DIRECTIONS FOR THIS TASK — The answer must be a single number: how many lines in the entries below contain the word "Available".

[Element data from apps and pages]
%%

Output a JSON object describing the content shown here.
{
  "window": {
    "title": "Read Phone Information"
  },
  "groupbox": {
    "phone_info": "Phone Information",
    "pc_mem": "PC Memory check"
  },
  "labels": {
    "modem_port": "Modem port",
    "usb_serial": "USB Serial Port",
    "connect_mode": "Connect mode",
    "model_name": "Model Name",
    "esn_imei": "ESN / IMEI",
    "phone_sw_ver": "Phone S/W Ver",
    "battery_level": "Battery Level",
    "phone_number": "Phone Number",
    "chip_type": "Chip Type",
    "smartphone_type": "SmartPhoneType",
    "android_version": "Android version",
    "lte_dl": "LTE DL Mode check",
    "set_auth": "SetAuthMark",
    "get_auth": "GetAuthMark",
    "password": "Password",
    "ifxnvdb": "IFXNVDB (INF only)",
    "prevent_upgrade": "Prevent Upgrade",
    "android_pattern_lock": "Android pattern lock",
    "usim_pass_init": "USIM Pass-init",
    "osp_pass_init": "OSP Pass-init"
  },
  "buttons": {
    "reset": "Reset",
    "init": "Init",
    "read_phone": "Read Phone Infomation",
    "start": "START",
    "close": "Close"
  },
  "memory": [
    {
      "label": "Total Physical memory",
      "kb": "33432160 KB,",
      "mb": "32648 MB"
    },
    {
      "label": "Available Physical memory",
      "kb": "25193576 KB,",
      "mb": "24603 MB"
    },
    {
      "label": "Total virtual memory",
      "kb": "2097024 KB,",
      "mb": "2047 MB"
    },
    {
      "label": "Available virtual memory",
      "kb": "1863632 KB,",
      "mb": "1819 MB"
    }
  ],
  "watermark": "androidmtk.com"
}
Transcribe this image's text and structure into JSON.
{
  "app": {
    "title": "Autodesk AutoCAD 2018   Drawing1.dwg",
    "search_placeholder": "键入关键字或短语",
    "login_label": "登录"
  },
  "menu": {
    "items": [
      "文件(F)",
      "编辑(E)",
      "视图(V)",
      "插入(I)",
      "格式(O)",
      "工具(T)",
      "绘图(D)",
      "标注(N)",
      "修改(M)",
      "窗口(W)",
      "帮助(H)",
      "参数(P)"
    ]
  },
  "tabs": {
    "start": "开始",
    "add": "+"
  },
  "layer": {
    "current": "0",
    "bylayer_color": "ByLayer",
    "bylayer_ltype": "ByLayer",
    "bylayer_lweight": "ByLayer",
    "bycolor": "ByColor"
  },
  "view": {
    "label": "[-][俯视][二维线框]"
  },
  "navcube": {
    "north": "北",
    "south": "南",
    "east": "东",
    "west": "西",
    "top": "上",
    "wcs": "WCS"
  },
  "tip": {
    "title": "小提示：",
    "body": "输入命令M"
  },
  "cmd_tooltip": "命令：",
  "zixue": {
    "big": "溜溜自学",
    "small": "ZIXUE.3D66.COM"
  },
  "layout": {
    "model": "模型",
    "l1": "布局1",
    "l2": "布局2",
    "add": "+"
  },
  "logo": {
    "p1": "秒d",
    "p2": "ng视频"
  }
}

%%

PROBLEM SOLUTION — 2